We are the last table in the restaurant. The chefs and waiters are standing by the bar, arms crossed, waiting for us to leave. When we do go outside into the cold and splinter off into our separate directions, Gulig and his wife drive a short distance to the Third Ward, a beautiful neighborhood not far from the campus of UW–Eau Claire where Gulig’s father, Art, worked for many decades, to where his mother still lives in his childhood house. I imagine Gulig parking in the driveway, and walking inside that house, where on so many weekend nights, I was invited for sleepovers, where we whiled away hours talking about music, girls, and our futures. Our mothers used to rejoice in the fact that our names were the same—even our middle names—so when they inevitably screamed “Nick!” we both came running, most times with our friend Nik Novak as well. So much time has flowed between those memories and now. And yet, here we are. Dreaming the same dreams we did so many years before.
If there is a defining characteristic of the artists who have risen from the Eau Claire area, it is loyalty. A loyalty and commitment to place, community, and friendship. Nicholas Gulig’s poetry is a reflection of that ethos. His poems celebrate the landscape of Wisconsin, the beloved ghosts of his past, the friends that fill his evenings with laughter and music, his students and colleagues at UW–Whitewater, and the young family (daughters aged four and eleven) he is raising in Fort Atkinson, home of course, to another great Wisconsin poet, Lorine Niedecker.
In one sense, a state is just a line drawn upon a map that defines a space, a line guided by rivers and lakes, informed by other lines, older lines representing identities, feuds, established territories. The line and name of the line does not much matter. What matters, is how the space is filled. What importance we give to that space. For some, a state line is nothing, a border they drive across en route to someplace else. But for Nicholas Gulig, the line that defines Wisconsin contains a home, a place that has inspired and guided his pen, like a familiar hand.
In the imprint of a frozen footprint there might be a fleck of paper with the word wolf. Blowing gently across the snow, between wasted stalks of ragweed and goldenrod, the words rose or lusty or oleanders or razorback.
This is how I’ve loved: dark
sky, bruise of wind like language
slipping into grief—
light, the drifting edge
of listening. Here,
where I am other than

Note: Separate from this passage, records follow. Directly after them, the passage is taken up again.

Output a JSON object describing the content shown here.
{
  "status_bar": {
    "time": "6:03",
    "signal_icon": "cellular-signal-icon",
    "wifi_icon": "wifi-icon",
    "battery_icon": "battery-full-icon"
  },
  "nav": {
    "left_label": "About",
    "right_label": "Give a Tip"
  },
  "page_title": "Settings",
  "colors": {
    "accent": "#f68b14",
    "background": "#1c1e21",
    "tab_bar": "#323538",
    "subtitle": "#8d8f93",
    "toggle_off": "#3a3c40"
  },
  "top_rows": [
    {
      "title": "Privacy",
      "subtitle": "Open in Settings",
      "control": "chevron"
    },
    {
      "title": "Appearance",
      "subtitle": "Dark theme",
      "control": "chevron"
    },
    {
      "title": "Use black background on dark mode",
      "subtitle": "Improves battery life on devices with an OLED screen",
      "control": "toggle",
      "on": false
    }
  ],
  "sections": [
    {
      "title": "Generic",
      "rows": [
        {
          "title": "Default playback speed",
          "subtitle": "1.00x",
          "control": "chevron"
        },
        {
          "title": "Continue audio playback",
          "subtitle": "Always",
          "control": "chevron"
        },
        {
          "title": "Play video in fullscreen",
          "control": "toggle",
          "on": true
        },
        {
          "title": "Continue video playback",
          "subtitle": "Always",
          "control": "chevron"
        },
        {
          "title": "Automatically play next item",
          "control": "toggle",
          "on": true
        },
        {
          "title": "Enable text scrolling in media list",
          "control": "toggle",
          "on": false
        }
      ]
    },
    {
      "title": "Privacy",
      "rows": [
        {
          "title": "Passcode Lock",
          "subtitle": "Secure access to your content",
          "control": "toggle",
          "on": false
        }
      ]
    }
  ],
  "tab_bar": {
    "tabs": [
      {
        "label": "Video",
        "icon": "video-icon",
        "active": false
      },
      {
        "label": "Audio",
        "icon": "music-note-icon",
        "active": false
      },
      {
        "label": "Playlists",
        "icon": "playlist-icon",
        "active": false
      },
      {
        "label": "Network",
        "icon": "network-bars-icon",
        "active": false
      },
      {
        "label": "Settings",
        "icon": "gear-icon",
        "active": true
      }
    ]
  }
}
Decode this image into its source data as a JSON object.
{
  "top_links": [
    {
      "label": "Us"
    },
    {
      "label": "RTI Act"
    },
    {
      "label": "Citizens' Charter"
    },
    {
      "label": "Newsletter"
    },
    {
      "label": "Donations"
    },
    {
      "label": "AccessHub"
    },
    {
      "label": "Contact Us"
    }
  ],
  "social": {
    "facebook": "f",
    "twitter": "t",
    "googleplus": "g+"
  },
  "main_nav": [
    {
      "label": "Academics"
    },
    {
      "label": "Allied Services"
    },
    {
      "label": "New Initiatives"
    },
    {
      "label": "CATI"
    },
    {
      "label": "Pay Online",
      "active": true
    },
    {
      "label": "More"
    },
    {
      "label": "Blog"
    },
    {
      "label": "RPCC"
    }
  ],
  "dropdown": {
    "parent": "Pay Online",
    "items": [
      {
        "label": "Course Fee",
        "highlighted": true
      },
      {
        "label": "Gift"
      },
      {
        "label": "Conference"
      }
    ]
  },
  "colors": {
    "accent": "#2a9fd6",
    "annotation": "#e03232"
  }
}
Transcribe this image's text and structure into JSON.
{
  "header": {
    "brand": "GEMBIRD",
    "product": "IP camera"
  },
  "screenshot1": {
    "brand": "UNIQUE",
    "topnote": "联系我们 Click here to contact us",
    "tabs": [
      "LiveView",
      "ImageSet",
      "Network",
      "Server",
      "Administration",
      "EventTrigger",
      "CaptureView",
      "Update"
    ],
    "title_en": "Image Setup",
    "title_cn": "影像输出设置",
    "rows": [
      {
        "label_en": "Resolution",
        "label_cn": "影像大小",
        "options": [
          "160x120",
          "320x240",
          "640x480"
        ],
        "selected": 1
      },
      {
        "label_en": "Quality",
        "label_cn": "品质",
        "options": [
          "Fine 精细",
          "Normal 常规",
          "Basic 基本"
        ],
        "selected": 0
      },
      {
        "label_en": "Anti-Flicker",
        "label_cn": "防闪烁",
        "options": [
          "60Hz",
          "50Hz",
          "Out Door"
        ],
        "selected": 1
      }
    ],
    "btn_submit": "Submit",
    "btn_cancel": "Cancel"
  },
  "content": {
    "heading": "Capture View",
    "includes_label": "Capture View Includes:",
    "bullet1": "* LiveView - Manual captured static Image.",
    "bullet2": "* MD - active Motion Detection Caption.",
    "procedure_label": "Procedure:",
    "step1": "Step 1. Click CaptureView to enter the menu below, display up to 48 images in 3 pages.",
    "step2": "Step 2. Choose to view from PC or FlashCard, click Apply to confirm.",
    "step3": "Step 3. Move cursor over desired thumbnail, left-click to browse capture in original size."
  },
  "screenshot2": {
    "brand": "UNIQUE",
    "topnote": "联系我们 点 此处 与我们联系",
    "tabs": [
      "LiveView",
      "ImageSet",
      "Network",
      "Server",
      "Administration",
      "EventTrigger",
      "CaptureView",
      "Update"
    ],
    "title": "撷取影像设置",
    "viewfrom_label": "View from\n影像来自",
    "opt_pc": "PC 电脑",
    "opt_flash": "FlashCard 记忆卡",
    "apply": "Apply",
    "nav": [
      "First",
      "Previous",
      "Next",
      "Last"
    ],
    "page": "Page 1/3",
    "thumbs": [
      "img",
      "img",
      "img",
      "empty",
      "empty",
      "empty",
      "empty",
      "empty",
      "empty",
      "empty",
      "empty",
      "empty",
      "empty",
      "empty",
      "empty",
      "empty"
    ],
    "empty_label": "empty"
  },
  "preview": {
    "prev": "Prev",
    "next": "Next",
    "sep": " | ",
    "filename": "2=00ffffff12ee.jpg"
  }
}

after—the incandescent wake
of every mercy
I’ve been given clears
the myriad complexities of ache,
my only ardor, error
like the bluest harbor,
the shoreline shaking in the inconsistent
weather of your name.